- Wuerthner, George, Welfare Ranching, (2002). P.28 quoting R.V Hines, The American West: An Interpretive History.
- Paul Rogers and Jennifer LaFleur, “Cash Cow: Tax Dollars Still Support a Wild West Holdover that Enriches Big Ranchers and Degrades the Land,” San Jose Mercury News, (7 Nov. 1999). Article says federal records show that “the top ten percent of grazing-permit holders control 65 percent of all livestock on BLM property.”
- Bureau of Land Management, New Releases (2005), blm.gov.
- Moskowitz, Karen, MBA and Chuck Romaniello, MS Agricultural Economics, “Assessing the Full Cost of the Federal Grazing Program,” (Oct. 2002). The report, which is drawn from federal audits, estimates that grazing on public lands costs the federal government more than $128 million annually.
- Legislators co-sponsoring the bill come from states including, Wyoming, Montana, North Dakota, Idaho, and Colorado. S. Res. 85, Introduced by Sen. Craig Thomas (WY) (2005).

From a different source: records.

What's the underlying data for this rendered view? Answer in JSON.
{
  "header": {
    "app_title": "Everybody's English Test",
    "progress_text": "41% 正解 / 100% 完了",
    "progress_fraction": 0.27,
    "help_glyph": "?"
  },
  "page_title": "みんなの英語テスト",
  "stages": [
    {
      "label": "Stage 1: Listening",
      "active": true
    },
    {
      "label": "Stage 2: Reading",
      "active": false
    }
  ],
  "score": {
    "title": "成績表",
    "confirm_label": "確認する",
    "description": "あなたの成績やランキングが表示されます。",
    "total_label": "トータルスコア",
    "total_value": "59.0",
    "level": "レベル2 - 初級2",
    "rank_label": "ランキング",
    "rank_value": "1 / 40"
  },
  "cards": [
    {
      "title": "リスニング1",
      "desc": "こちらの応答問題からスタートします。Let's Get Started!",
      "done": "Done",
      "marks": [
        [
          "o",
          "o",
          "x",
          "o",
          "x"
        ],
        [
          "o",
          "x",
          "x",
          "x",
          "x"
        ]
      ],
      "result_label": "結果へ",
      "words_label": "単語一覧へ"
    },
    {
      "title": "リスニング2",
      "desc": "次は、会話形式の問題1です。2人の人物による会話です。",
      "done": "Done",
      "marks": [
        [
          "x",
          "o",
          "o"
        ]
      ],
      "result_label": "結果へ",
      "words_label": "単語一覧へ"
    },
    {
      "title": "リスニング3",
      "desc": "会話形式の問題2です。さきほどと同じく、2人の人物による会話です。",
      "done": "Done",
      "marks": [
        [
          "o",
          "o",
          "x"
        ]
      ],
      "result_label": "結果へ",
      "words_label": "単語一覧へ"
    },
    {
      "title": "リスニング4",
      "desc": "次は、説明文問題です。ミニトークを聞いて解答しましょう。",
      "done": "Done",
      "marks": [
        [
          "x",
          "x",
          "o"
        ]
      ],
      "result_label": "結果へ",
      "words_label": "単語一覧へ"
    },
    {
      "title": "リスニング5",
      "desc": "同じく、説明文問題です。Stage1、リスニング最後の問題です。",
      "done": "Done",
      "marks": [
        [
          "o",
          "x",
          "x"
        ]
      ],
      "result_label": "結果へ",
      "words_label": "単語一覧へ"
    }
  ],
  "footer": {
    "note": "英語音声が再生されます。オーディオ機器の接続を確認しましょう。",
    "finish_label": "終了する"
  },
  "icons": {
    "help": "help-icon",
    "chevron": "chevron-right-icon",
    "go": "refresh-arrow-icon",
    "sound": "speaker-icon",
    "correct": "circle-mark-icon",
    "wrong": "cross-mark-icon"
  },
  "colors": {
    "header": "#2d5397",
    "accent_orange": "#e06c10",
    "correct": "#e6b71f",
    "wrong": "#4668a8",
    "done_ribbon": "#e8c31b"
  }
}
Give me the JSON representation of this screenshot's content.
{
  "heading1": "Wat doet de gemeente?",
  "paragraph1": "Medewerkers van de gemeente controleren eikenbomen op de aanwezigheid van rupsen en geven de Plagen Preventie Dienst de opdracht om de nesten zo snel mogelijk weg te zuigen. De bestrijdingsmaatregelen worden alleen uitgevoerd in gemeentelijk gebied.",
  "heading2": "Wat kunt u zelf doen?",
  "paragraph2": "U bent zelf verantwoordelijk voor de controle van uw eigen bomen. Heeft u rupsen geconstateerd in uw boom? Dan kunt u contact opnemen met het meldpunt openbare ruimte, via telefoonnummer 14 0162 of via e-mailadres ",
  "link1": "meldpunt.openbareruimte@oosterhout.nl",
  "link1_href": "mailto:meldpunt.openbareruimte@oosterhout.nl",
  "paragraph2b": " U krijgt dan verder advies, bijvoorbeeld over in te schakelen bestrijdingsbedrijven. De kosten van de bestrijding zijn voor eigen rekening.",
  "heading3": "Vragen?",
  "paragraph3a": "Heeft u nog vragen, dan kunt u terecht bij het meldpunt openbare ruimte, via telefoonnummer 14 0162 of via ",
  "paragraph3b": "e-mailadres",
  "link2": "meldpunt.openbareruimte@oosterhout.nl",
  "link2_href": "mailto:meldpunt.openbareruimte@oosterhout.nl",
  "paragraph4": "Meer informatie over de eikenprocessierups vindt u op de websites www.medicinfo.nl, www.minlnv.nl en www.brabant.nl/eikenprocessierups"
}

- The Bureau of Land Management, “Revisions to Grazing Regulations for Public Lands,” (June 2005). For more information on these changes please read “Rangeland Rules: A New Menace for Horses on Public Lands,” published in the Fall 2005 edition of Action Line.
- U.S. Dept. of Energy, Energy Information Administration, "Emissions of Greenhouse Gases in the United States 2003," Report #: DOE/EIA-0573 (2003) (released Dec. 13, 2004)
- USDA Wildlife Services “PDR 10, Number of Animals Killed and Methods Used By the WS Program” (Fiscal Years 2000-2004), aphis.usda.gov/ws
- Report: “Assessing the Full Cost of the Federal Grazing Program,” quoting Audit of the USDA animal damage control program, Predator Defense Institute, http://pdi.enviroweb.org/audit.htm (2000).
- Statistics drawn from attendance at the National Wild Horse and Burro Advisory Board Meeting, Washington, DC, (6 Nov. 2005).
- Moskowitz and Romaniello, “Assessing the Full Cost of the Federal Grazing Program,” (2002).